Within the records, say how many lines include the word "arrow"; the answer should be the number and no more.

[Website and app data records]
----

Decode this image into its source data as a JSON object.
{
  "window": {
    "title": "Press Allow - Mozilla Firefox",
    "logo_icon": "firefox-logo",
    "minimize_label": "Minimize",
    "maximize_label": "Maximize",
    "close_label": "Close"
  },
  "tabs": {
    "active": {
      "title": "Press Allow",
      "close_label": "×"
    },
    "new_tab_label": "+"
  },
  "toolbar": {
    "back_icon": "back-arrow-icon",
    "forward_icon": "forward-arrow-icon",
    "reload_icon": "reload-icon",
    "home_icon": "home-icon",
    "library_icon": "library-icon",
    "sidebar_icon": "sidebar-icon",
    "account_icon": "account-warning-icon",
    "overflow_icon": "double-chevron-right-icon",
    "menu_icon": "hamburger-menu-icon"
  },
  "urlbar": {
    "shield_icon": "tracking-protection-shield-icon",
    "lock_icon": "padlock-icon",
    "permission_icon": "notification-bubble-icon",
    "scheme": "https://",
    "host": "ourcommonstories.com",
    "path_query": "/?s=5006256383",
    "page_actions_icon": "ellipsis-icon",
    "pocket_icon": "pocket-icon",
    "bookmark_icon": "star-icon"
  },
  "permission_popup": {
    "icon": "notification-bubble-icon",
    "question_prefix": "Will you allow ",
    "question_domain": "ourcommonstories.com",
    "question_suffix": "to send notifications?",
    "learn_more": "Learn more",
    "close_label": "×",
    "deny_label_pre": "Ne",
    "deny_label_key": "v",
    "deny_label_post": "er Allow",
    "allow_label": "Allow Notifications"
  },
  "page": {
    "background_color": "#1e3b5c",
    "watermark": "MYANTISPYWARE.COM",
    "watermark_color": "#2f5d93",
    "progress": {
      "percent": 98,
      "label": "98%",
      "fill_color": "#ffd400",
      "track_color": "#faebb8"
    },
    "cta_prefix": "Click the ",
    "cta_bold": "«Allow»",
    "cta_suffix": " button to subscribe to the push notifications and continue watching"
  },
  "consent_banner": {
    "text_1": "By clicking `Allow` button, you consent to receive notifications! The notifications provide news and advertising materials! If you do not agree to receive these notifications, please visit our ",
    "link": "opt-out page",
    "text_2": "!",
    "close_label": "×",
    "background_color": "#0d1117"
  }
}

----

## Solution to this task:
2